In Katharina Heuer’s opinion, increasing globalization is another reason why companies need to get to grips with cultural diversity. But globalization prompts even more questions for human resources: How can an HR policy be shaped that caters to global requirements and regional needs? How can a corporate culture be developed that takes into account the cultural diversity of the sales markets and integrates and binds a diverse workforce with the company? How can international teams from different countries and continents work together? “IT can help tremendously here,” says Katharina Heuer.

HR should have a say in planning social media

Internal social networks are a tool for international and cross-location communication and cooperation that many companies now use. According to Katharina Heuer, human resources should be involved in the planning and determination of these communication and cooperation procedures – because it concerns the management and corporate culture. For HR, this means there is no getting away from social media. “Having social media skills is now a must for HR,” she says. She adds that social media now plays a crucial role in HR marketing. Furthermore, social networks enable people to work in decentralized teams, and particularly young employees want more communication and involvement – which is possible using social tools. Katharina Heuer believes the trend toward a “culture of participation” can be identified in different forms throughout the world.

Next page: External image must tally with everyday company life

What’s more, social media projects an image of the company to the outside world. To present themselves and attract new employees, companies use instruments such as company profiles in social networks. According to the software consultancy SoftSelect, 43% of enterprises use social media in employer branding. Here, they must ensure that the image they convey tallies with the reality of working at the company on a day-to-day basis – which is also a job for the HR department. “If the promise they make to the outside world doesn’t match what it’s really like to work at the company, the credibility of organizations can be called into question using social media,” says Katharina Heuer.

According to a survey by SoftSelect covering Germany, Austria, and Switzerland, the use of social media for HR purposes is currently being intensely discussed and providers are increasingly integrating social media functions into their HR software. However, HR software for the more conventional tasks is still the most common. 95% of companies use software for payroll, the Michael Page survey reveals. It also found out that 79% of organizations deploy solutions for personnel administration. Although tools for assessing performance and attracting new employees are much less prevalent, they are still used by more than half the companies (63% deploy the former, 60% the latter). 

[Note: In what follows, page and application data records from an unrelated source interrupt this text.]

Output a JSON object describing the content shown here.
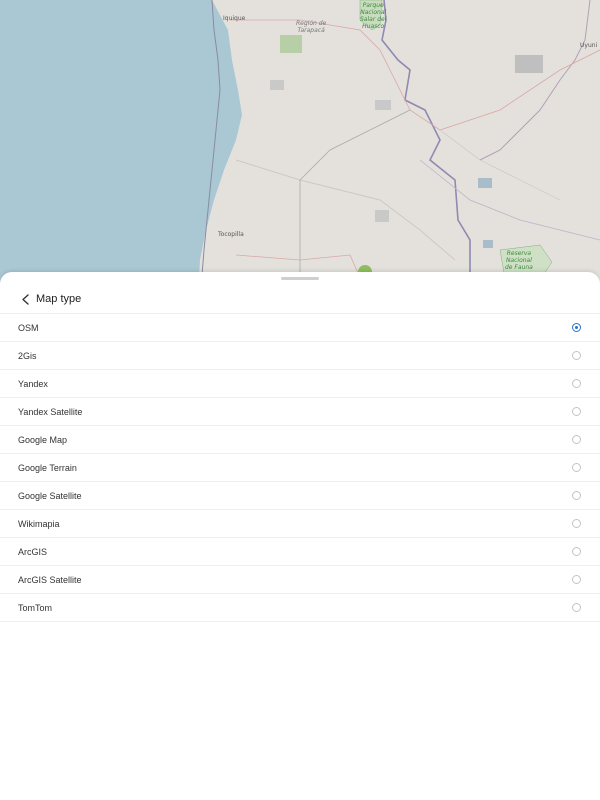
{
  "map": {
    "labels": {
      "iquique": "Iquique",
      "tocopilla": "Tocopilla",
      "uyuni": "Uyuni",
      "region": "Región de\nTarapacá",
      "park_top": "Parque\nNacional\nSalar del\nHuasco",
      "park_bottom": "Reserva\nNacional\nde Fauna"
    }
  },
  "sheet": {
    "title": "Map type",
    "selected": "OSM",
    "options": [
      {
        "label": "OSM",
        "checked": true
      },
      {
        "label": "2Gis",
        "checked": false
      },
      {
        "label": "Yandex",
        "checked": false
      },
      {
        "label": "Yandex Satellite",
        "checked": false
      },
      {
        "label": "Google Map",
        "checked": false
      },
      {
        "label": "Google Terrain",
        "checked": false
      },
      {
        "label": "Google Satellite",
        "checked": false
      },
      {
        "label": "Wikimapia",
        "checked": false
      },
      {
        "label": "ArcGIS",
        "checked": false
      },
      {
        "label": "ArcGIS Satellite",
        "checked": false
      },
      {
        "label": "TomTom",
        "checked": false
      }
    ]
  },
  "colors": {
    "accent": "#2a73c9",
    "sea": "#aac8d4",
    "land": "#e4e1dc"
  }
}
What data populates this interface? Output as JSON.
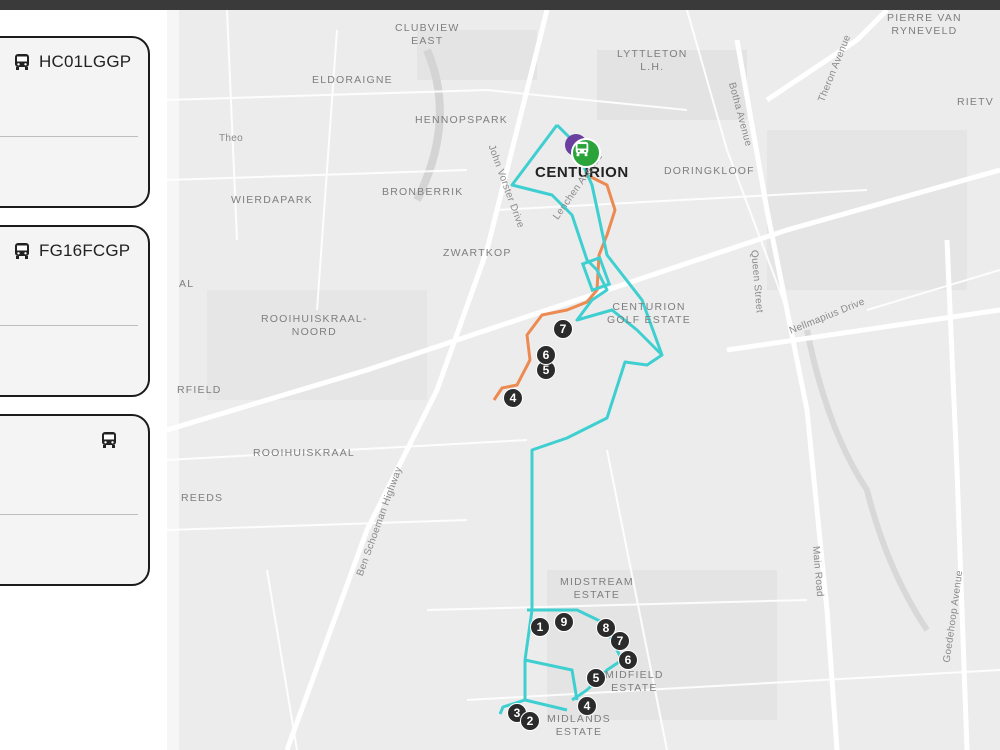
{
  "vehicles": [
    {
      "plate": "HC01LGGP",
      "icon": "bus-icon"
    },
    {
      "plate": "FG16FCGP",
      "icon": "bus-icon"
    },
    {
      "plate": "",
      "icon": "bus-icon"
    }
  ],
  "map": {
    "labels": {
      "clubview": "CLUBVIEW\nEAST",
      "lyttleton": "LYTTLETON\nL.H.",
      "pierre": "PIERRE VAN\nRYNEVELD",
      "eldoraigne": "ELDORAIGNE",
      "hennopspark": "HENNOPSPARK",
      "rietv": "RIETV",
      "theo": "Theo",
      "doringkloof": "DORINGKLOOF",
      "bronberrik": "BRONBERRIK",
      "wierdapark": "WIERDAPARK",
      "zwartkop": "ZWARTKOP",
      "centurion_golf": "CENTURION\nGOLF ESTATE",
      "rooihuiskraal_noord": "ROOIHUISKRAAL-\nNOORD",
      "al": "AL",
      "rfield": "RFIELD",
      "rooihuiskraal": "ROOIHUISKRAAL",
      "reeds": "REEDS",
      "midstream": "MIDSTREAM\nESTATE",
      "midfield": "MIDFIELD\nESTATE",
      "midlands": "MIDLANDS\nESTATE",
      "centurion": "CENTURION"
    },
    "roads": {
      "botha": "Botha Avenue",
      "theron": "Theron Avenue",
      "queen": "Queen Street",
      "nellmapius": "Nellmapius Drive",
      "john_vorster": "John Vorster Drive",
      "lenchen": "Lenchen Avenue",
      "ben_schoeman": "Ben Schoeman Highway",
      "main_road": "Main Road",
      "goedehoop": "Goedehoop Avenue"
    },
    "route_colors": {
      "cyan": "#3fcfd0",
      "orange": "#ec8a52",
      "marker": "#2aa43a"
    },
    "orange_stops": [
      "7",
      "6",
      "5",
      "4"
    ],
    "cyan_stops": [
      "1",
      "9",
      "8",
      "7",
      "6",
      "5",
      "4",
      "3",
      "2"
    ]
  }
}
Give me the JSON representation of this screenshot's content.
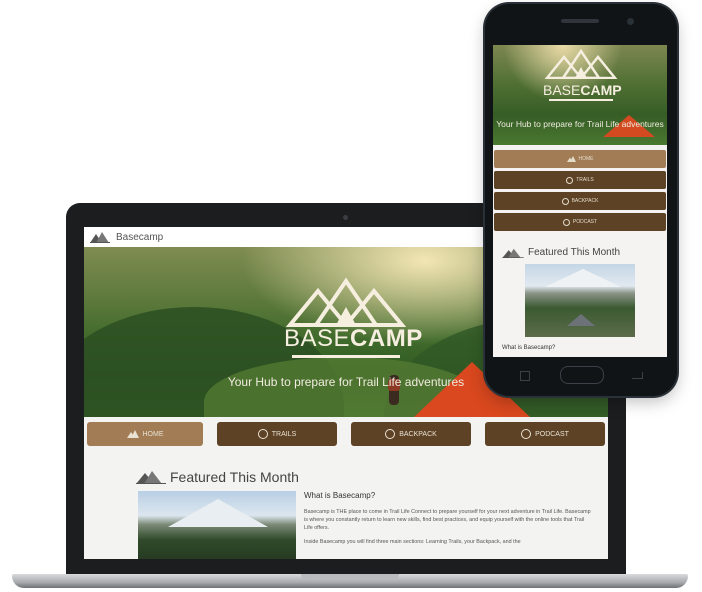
{
  "app": {
    "brand": "Basecamp",
    "logo_word_light": "BASE",
    "logo_word_bold": "CAMP",
    "tagline": "Your Hub to prepare for Trail Life adventures"
  },
  "menu": [
    {
      "label": "HOME",
      "icon": "mountain-icon",
      "active": true
    },
    {
      "label": "TRAILS",
      "icon": "trail-icon",
      "active": false
    },
    {
      "label": "BACKPACK",
      "icon": "backpack-icon",
      "active": false
    },
    {
      "label": "PODCAST",
      "icon": "podcast-icon",
      "active": false
    }
  ],
  "featured": {
    "title": "Featured This Month",
    "article_heading": "What is Basecamp?",
    "paragraphs": [
      "Basecamp is THE place to come in Trail Life Connect to prepare yourself for your next adventure in Trail Life. Basecamp is where you constantly return to learn new skills, find best practices, and equip yourself with the online tools that Trail Life offers.",
      "Inside Basecamp you will find three main sections: Learning Trails, your Backpack, and the"
    ]
  },
  "colors": {
    "accent_light": "#a27c55",
    "accent_dark": "#5d4226",
    "tent": "#d9481e"
  }
}
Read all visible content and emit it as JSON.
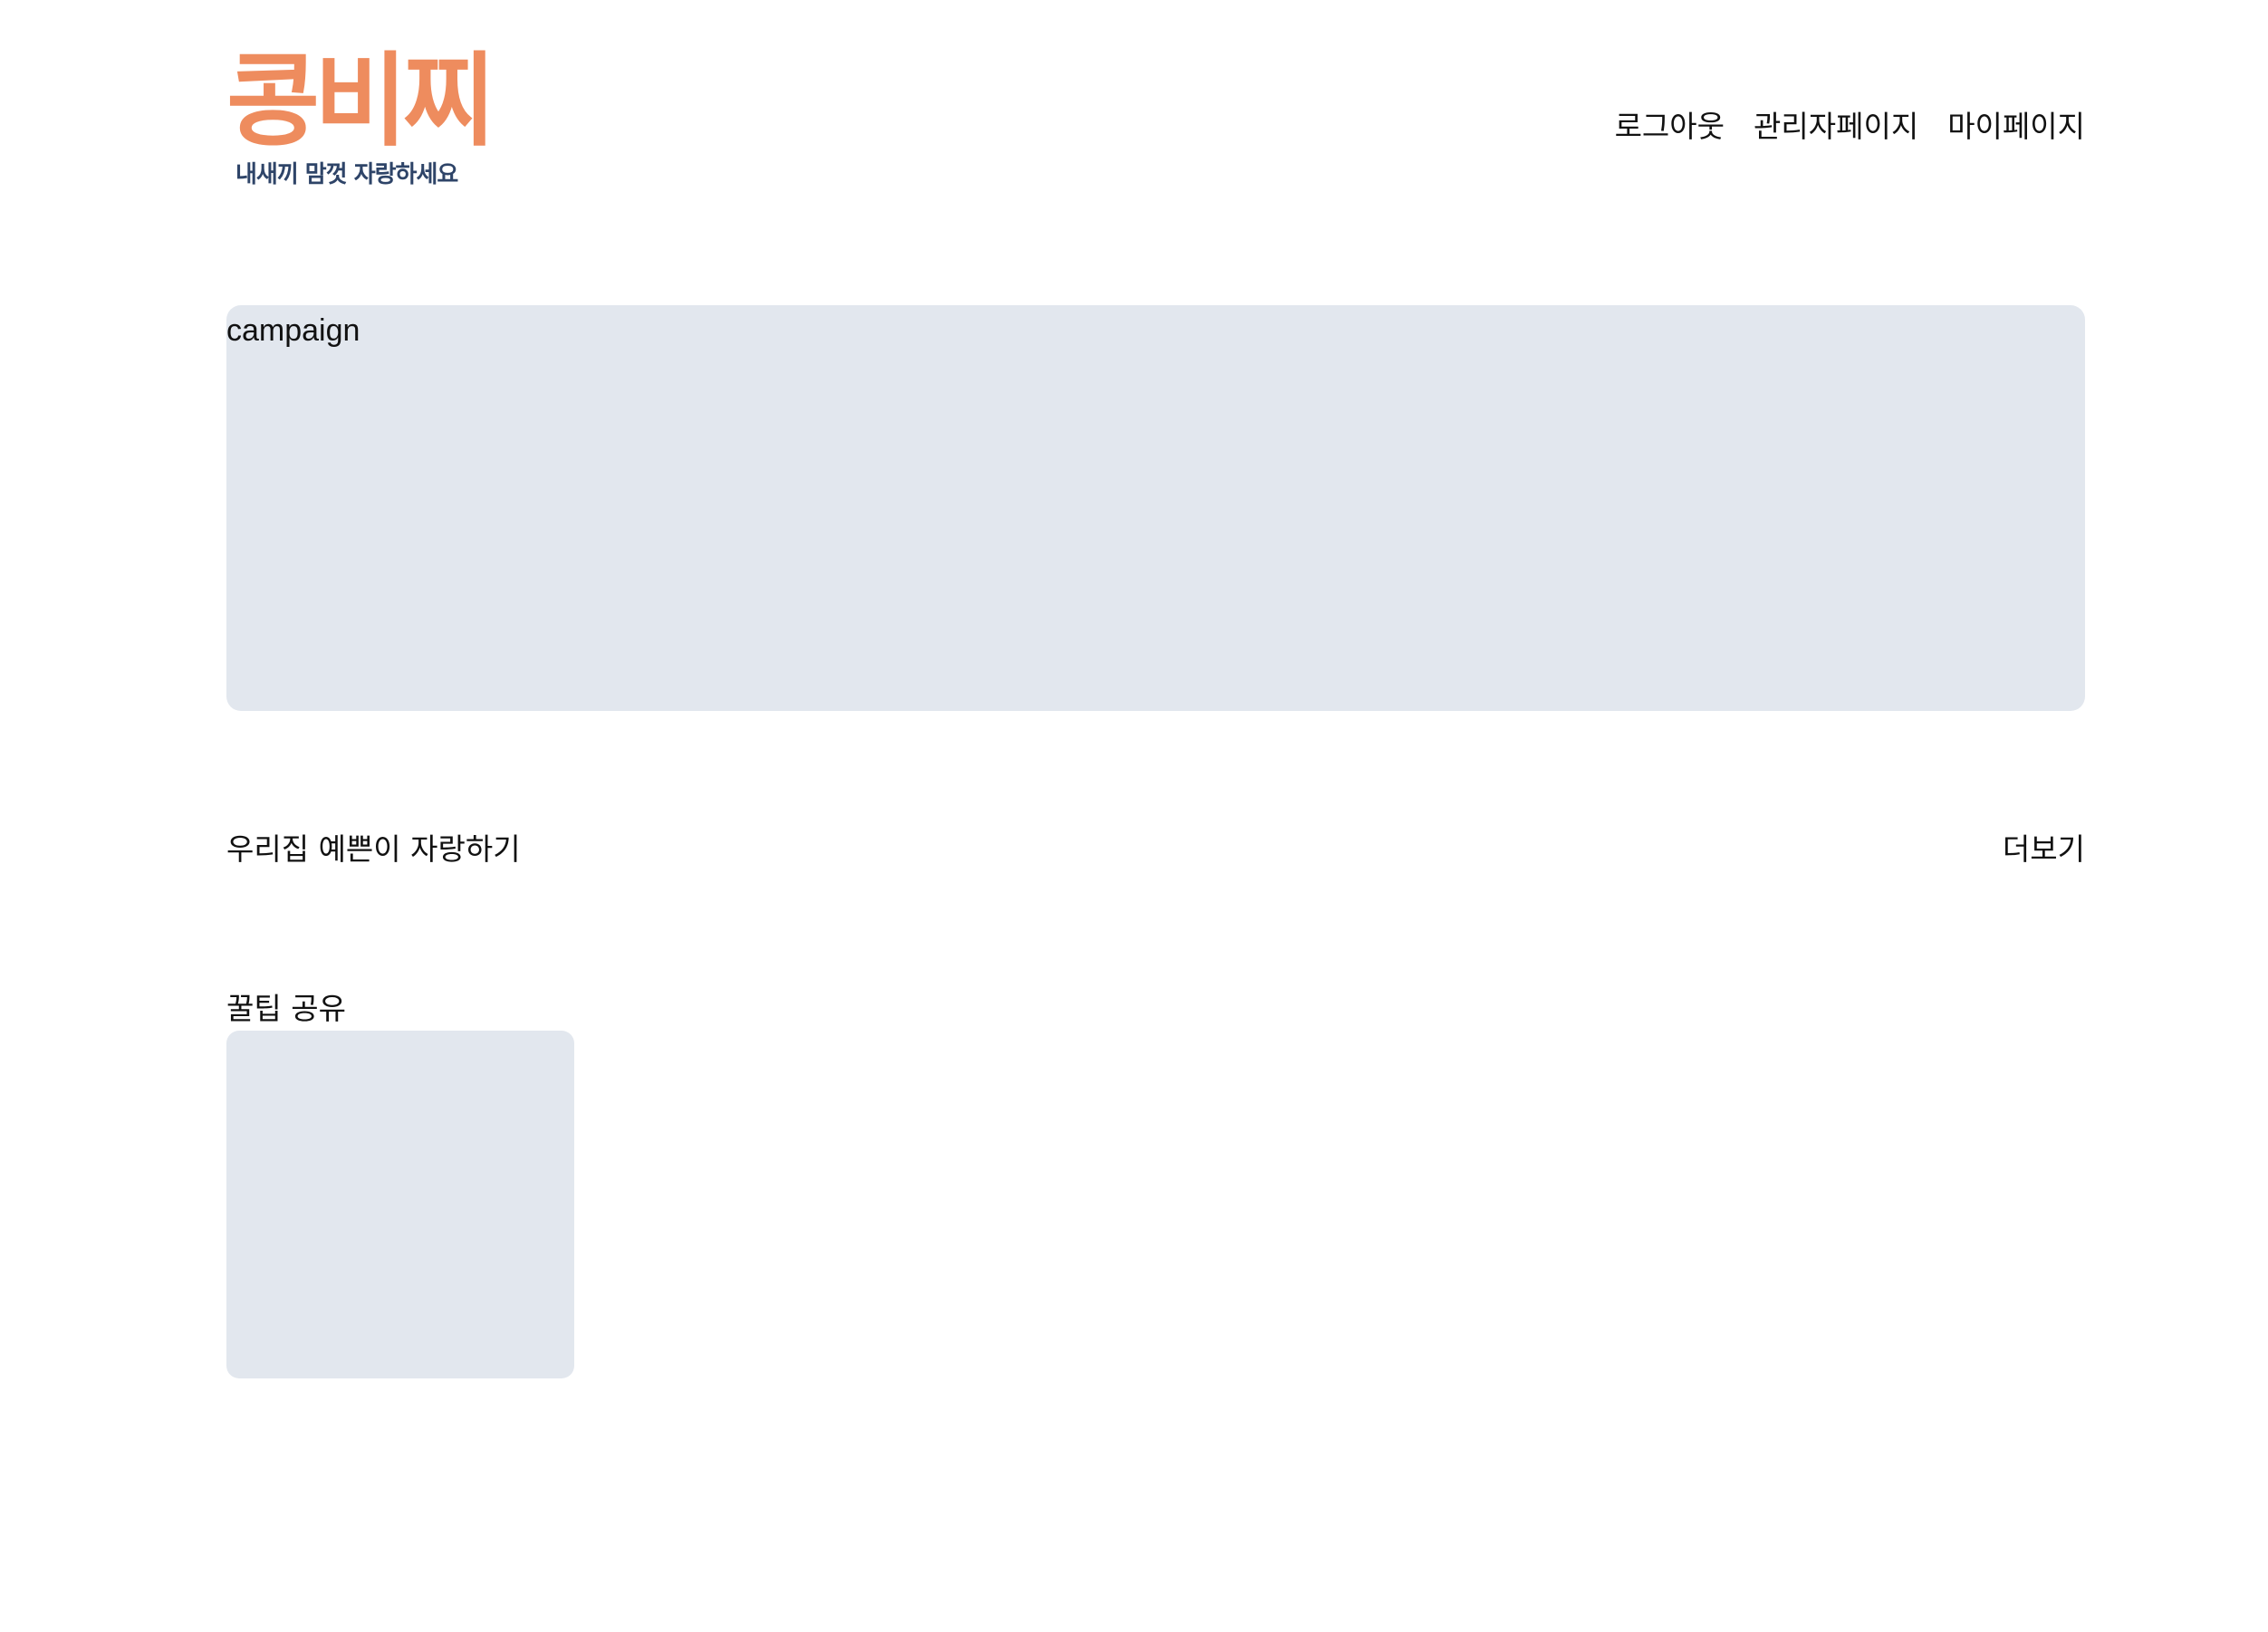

7. Sales of IT tools profit from the trends

Both the Michael Page survey and the SoftSelect study make one thing clear: Companies are expanding their use of software in human resources. Particularly software for recruitment and talent management “is currently experiencing a real boom,” the writers of the SoftSelect study claim. This is because the shortage of skilled talent and demographic change have made HR planning a success factor. To find the talents of tomorrow, companies are upgrading to the latest applicant management tools.

This article is the first in our topic of the month: human resources. Throughout August, we will be informing you on about many aspects of HR, including an overview of SAP’s HR solutions and articles on the growing significance of social media in attracting skilled staff and how to develop talent.